“To me, Beauty is the wonder of wonders…It is only shallow people who do not judge by appearances.” -Oscar Wilde
Kristi, from N.E.K, wrote a piece for Eden Cafe called “The Media and Everyone Else Are Not Responsible for Your Poor Body Image.”
From the piece,
“I’ve always been fat and unattractive. And I currently loathe my body, but not because of the media.”
Studies have shown that, across the board, people find certain qualities attractive. Facial symmetry is one of them. (Perrett et al. “Symmetry and Human Facial Attractiveness.” 1999.) Beyond that, beauty is a socially constructed concept. It’s dictated by society (which is reflected by the media.) You are considered “unattractive,” in part, because society has placed a lower value on your physical characteristics.
Currently, society places a high price on skinny people. Yet, this is a relatively new phenomenon. Look at the portraits of beauty in Renaissance Europe. The body size of models depicted in fashion magazines decreased significantly during the 1980s and 1990s. (Sypeck, Gray & Ahrens. “No Longer Just a Pretty Face.” 2004)

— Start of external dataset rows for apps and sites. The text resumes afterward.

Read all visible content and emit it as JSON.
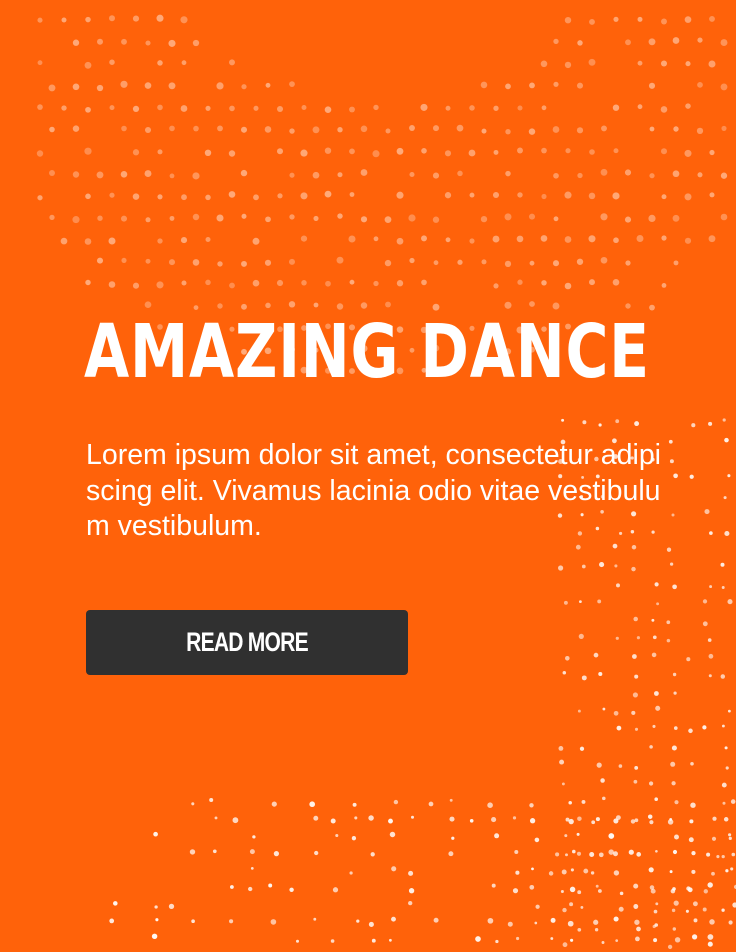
{
  "hero": {
    "title": "AMAZING DANCE",
    "description": "Lorem ipsum dolor sit amet, consectetur adipiscing elit. Vivamus lacinia odio vitae vestibulum vestibulum.",
    "button_label": "READ MORE"
  },
  "colors": {
    "background": "#ff620a",
    "button": "#303030",
    "text": "#ffffff",
    "dots": "rgba(255,255,255,0.35)"
  }
}
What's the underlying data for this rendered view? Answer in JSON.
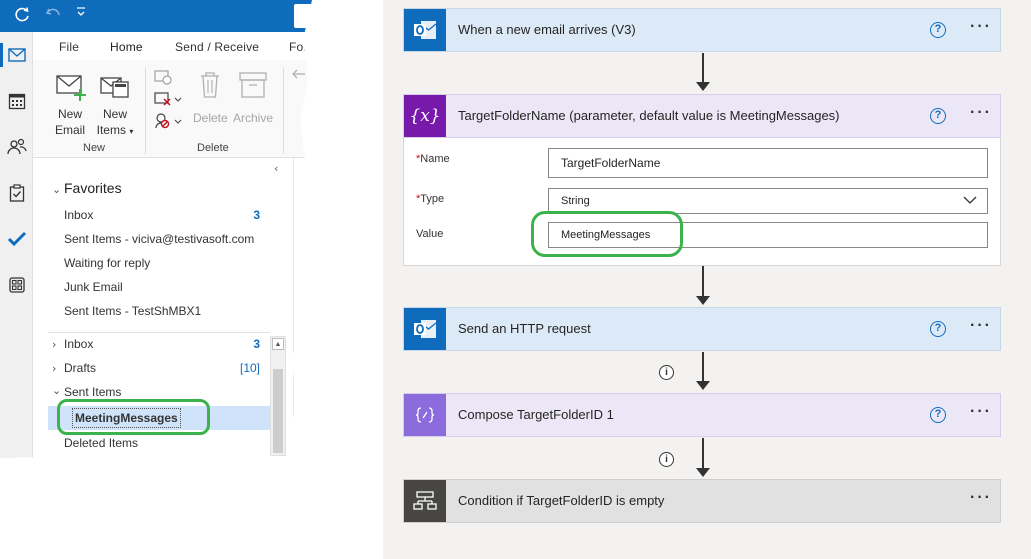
{
  "outlook": {
    "ribbon_tabs": [
      "File",
      "Home",
      "Send / Receive",
      "Fold"
    ],
    "ribbon": {
      "new_email": "New\nEmail",
      "new_email_l1": "New",
      "new_email_l2": "Email",
      "new_items_l1": "New",
      "new_items_l2": "Items",
      "delete": "Delete",
      "archive": "Archive",
      "group_new": "New",
      "group_delete": "Delete"
    },
    "favorites": {
      "title": "Favorites",
      "items": [
        {
          "label": "Inbox",
          "count": "3"
        },
        {
          "label": "Sent Items - viciva@testivasoft.com",
          "count": ""
        },
        {
          "label": "Waiting for reply",
          "count": ""
        },
        {
          "label": "Junk Email",
          "count": ""
        },
        {
          "label": "Sent Items - TestShMBX1",
          "count": ""
        }
      ]
    },
    "folders": [
      {
        "label": "Inbox",
        "count": "3"
      },
      {
        "label": "Drafts",
        "count": "[10]"
      },
      {
        "label": "Sent Items",
        "count": ""
      },
      {
        "label": "MeetingMessages",
        "count": ""
      },
      {
        "label": "Deleted Items",
        "count": ""
      }
    ]
  },
  "flow": {
    "trigger": {
      "title": "When a new email arrives (V3)"
    },
    "variable": {
      "title": "TargetFolderName (parameter, default value is MeetingMessages)",
      "icon_text": "{x}",
      "name_label": "Name",
      "name_value": "TargetFolderName",
      "type_label": "Type",
      "type_value": "String",
      "value_label": "Value",
      "value_value": "MeetingMessages"
    },
    "http": {
      "title": "Send an HTTP request"
    },
    "compose": {
      "title": "Compose TargetFolderID 1"
    },
    "condition": {
      "title": "Condition if TargetFolderID is empty"
    },
    "help_glyph": "?",
    "more_glyph": "···",
    "info_glyph": "i",
    "required_mark": "*"
  },
  "colors": {
    "outlook_blue": "#0f6cbd",
    "highlight_green": "#3bb34a",
    "selection": "#cfe4fa"
  }
}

Beauty standards are racist. White women are held up as the ideal. Black woman straighten their hair. Southeast Asians lighten their skin. The most popular cosmetic surgery in Asia is blepharoplasty, a procedure which makes the eyes look more round. (Lee & Kim. “Asian Blepharoplasty.” 1998.) Women who reflect these standards of beauty are more finanically successful. (Hunter. “Colorstruck.” 2007.)
Beauty standards are classist. Healthy food costs more. (Drewnowski. “Healthy Food Costs More.” 2010.) Gym memberships are expensive. Exercise takes time. Children who grow up in poverty are more likely to be obese. (Grow, et al. “Child Obesity Associated with Social Disadvantage of Children’s Neighborhoods.” 2010.)
She also says,
“I’ve been reading on some blogs about how straight men and the fashion industry are to blame for the poor body image/low self esteem of some women. I read how awful it is that the average woman is not fairly (if at all) represented in the media. And to that I say, so fucking what?”
Exposure to “the media” increases a teen’s likelhood of developing an eating disorder. (Katzman and Morris. “The Impact of the Media on Eating Disorders in Children and Adolescents.” 2003.) In fact, just reading fashion magazines decreases self-esteem (Monro and Huon. “Media-portrayed Idealized Images, Body Shame, and Appearance Anxiety.” 2010.)
Women who meet society’s beauty ideals are successful. They are perceived to be better people. People feel more positively towards them. (Langlois et al. “Maxims or Myths of Beauty?” 2000.)
Is the media the ONLY problem with beauty in society? No. Is it a major contributor to a huge problem which impacts all of us? Yes.